Go through the entries below and pick out every line with "stats".

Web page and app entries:
|---|
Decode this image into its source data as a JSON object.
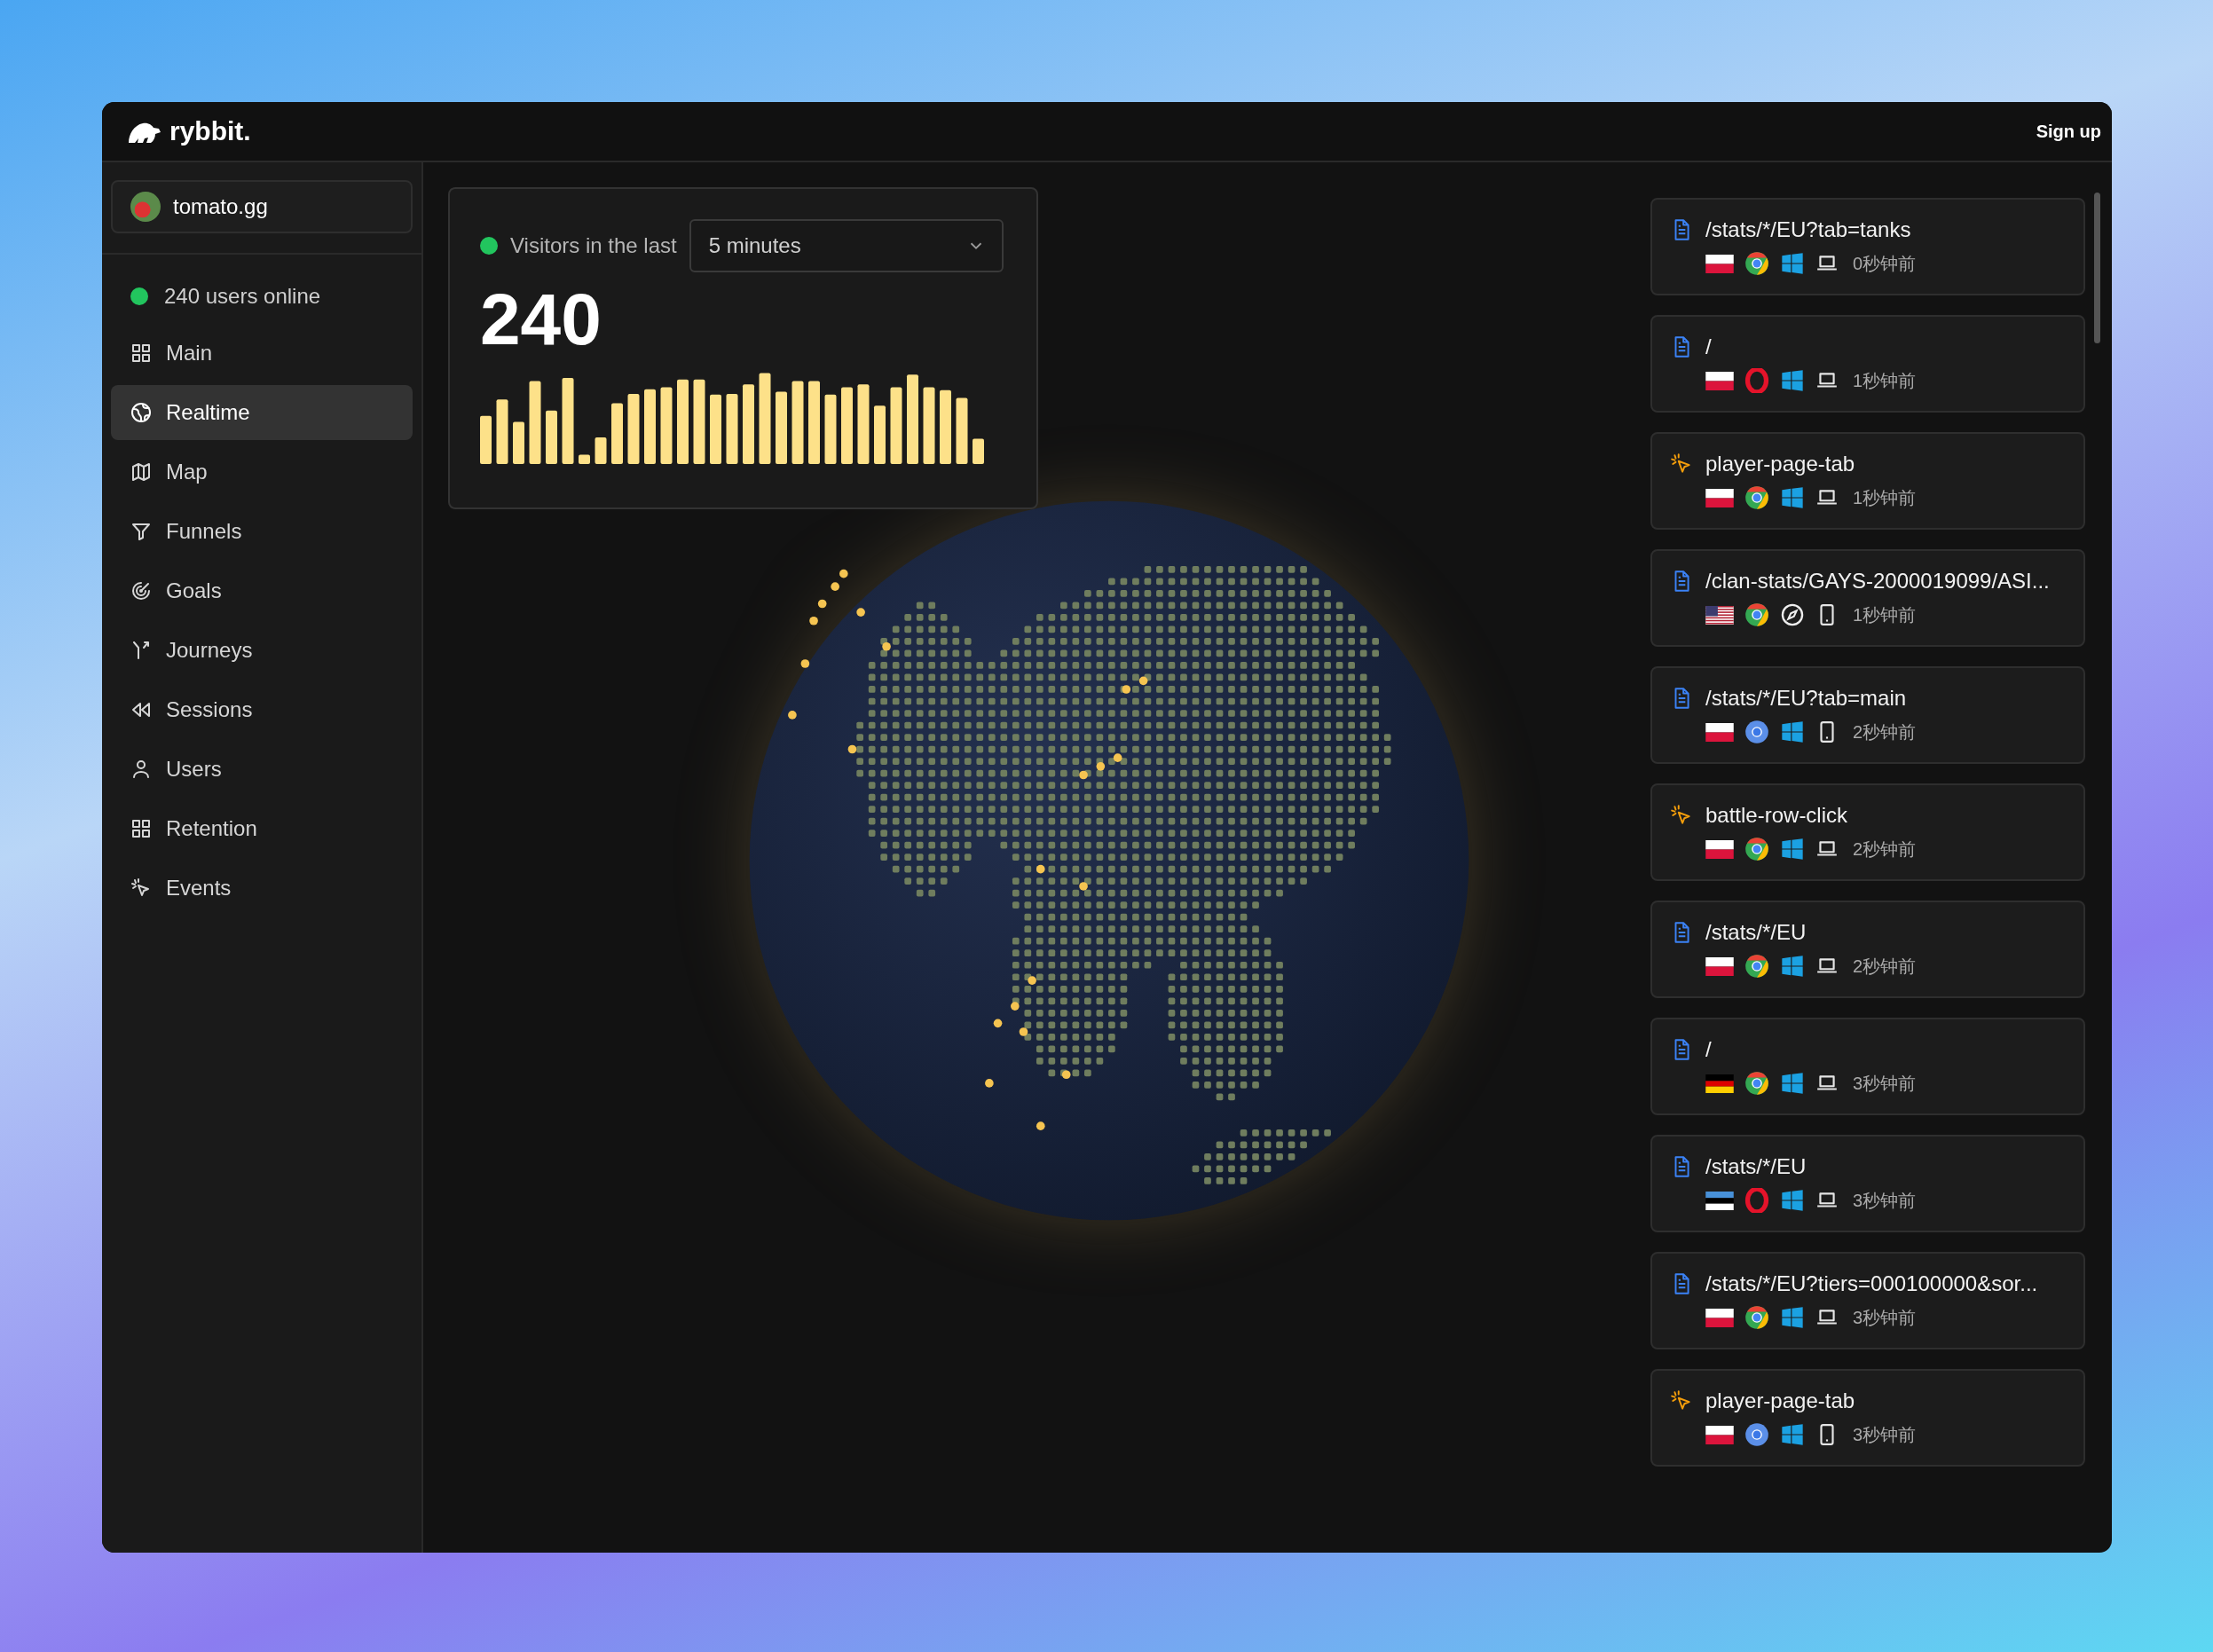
{
  "header": {
    "logo": "rybbit.",
    "signup": "Sign up"
  },
  "sidebar": {
    "site": "tomato.gg",
    "online": "240 users online",
    "items": [
      {
        "label": "Main",
        "selected": false
      },
      {
        "label": "Realtime",
        "selected": true
      },
      {
        "label": "Map",
        "selected": false
      },
      {
        "label": "Funnels",
        "selected": false
      },
      {
        "label": "Goals",
        "selected": false
      },
      {
        "label": "Journeys",
        "selected": false
      },
      {
        "label": "Sessions",
        "selected": false
      },
      {
        "label": "Users",
        "selected": false
      },
      {
        "label": "Retention",
        "selected": false
      },
      {
        "label": "Events",
        "selected": false
      }
    ]
  },
  "visitors": {
    "label": "Visitors in the last",
    "range": "5 minutes",
    "count": "240"
  },
  "events": [
    {
      "kind": "pageview",
      "path": "/stats/*/EU?tab=tanks",
      "time": "0秒钟前"
    },
    {
      "kind": "pageview",
      "path": "/",
      "time": "1秒钟前"
    },
    {
      "kind": "event",
      "path": "player-page-tab",
      "time": "1秒钟前"
    },
    {
      "kind": "pageview",
      "path": "/clan-stats/GAYS-2000019099/ASI...",
      "time": "1秒钟前"
    },
    {
      "kind": "pageview",
      "path": "/stats/*/EU?tab=main",
      "time": "2秒钟前"
    },
    {
      "kind": "event",
      "path": "battle-row-click",
      "time": "2秒钟前"
    },
    {
      "kind": "pageview",
      "path": "/stats/*/EU",
      "time": "2秒钟前"
    },
    {
      "kind": "pageview",
      "path": "/",
      "time": "3秒钟前"
    },
    {
      "kind": "pageview",
      "path": "/stats/*/EU",
      "time": "3秒钟前"
    },
    {
      "kind": "pageview",
      "path": "/stats/*/EU?tiers=000100000&sor...",
      "time": "3秒钟前"
    },
    {
      "kind": "event",
      "path": "player-page-tab",
      "time": "3秒钟前"
    }
  ]
}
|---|
> YOUR RESPONSE
      "path": "/stats/*/EU?tab=tanks",
      "path": "/clan-stats/GAYS-2000019099/ASI...",
      "path": "/stats/*/EU?tab=main",
      "path": "/stats/*/EU",
      "path": "/stats/*/EU",
      "path": "/stats/*/EU?tiers=000100000&sor...",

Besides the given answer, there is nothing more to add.